----- PROVIDED ENTRIES

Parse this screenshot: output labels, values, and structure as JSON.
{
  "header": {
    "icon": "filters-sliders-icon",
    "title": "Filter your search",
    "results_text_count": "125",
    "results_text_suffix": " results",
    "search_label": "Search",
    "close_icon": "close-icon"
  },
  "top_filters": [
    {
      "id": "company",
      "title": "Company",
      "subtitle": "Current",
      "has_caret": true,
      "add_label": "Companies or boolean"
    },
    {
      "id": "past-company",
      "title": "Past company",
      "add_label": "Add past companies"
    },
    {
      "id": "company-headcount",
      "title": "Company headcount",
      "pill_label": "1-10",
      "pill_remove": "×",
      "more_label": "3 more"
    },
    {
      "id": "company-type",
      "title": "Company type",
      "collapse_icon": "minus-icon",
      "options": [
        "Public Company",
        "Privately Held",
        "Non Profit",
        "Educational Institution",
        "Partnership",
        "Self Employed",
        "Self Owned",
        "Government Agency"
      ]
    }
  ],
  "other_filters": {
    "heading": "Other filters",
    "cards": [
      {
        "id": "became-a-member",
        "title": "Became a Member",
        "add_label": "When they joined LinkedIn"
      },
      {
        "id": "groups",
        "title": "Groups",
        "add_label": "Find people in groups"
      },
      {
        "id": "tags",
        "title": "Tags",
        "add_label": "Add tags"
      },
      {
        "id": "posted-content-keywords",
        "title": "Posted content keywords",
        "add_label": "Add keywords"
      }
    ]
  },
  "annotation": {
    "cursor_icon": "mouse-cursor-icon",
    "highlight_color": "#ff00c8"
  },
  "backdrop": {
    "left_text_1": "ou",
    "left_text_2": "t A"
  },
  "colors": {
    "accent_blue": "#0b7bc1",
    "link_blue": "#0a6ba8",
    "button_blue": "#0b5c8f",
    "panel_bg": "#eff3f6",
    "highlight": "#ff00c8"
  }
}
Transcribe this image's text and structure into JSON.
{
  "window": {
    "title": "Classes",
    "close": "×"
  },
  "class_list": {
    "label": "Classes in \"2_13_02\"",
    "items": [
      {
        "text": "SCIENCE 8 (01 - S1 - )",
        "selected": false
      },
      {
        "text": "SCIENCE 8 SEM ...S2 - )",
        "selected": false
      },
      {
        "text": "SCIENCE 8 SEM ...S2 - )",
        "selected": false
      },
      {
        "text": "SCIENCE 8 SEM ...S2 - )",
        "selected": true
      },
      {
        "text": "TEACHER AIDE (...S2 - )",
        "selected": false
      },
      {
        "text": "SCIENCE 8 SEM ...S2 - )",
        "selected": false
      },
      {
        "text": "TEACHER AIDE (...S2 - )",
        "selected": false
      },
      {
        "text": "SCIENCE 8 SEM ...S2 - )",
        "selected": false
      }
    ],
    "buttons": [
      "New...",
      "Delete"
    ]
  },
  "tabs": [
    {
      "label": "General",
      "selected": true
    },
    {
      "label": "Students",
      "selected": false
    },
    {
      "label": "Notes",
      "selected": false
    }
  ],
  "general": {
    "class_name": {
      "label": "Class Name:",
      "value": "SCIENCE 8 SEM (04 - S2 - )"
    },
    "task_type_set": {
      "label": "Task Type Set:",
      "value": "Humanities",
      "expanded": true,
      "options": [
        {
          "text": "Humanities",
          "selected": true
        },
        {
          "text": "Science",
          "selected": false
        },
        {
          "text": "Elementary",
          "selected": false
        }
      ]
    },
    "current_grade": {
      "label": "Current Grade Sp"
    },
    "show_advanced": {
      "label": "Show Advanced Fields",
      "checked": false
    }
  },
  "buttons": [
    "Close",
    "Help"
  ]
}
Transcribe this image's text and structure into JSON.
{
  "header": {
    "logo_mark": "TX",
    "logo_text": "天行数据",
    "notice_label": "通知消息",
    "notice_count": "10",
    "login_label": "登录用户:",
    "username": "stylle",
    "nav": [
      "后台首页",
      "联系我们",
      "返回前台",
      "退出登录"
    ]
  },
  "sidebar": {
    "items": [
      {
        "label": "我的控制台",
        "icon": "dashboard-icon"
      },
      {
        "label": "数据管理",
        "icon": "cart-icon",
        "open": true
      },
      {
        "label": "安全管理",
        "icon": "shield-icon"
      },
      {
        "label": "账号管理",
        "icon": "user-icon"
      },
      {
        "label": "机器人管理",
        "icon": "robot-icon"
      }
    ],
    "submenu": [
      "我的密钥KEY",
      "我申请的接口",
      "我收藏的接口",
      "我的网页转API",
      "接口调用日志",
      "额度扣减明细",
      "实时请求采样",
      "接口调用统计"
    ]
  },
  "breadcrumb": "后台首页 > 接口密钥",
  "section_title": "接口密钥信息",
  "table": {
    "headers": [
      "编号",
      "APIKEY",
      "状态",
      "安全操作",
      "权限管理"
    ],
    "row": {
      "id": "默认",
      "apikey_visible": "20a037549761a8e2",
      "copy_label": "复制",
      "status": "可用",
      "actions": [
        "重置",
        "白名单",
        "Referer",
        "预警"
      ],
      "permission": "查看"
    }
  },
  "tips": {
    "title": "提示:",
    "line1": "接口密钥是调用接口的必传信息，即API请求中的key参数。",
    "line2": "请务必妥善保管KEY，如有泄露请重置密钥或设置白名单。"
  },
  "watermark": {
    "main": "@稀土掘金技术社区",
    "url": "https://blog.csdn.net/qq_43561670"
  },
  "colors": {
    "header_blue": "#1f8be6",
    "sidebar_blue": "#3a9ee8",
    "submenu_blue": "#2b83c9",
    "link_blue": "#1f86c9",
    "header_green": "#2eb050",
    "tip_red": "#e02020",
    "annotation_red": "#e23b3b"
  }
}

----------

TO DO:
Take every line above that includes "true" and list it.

EXERCISE OUTPUT:
      "has_caret": true,
        "selected": true
      "selected": true
      "expanded": true,
          "selected": true
        "open": true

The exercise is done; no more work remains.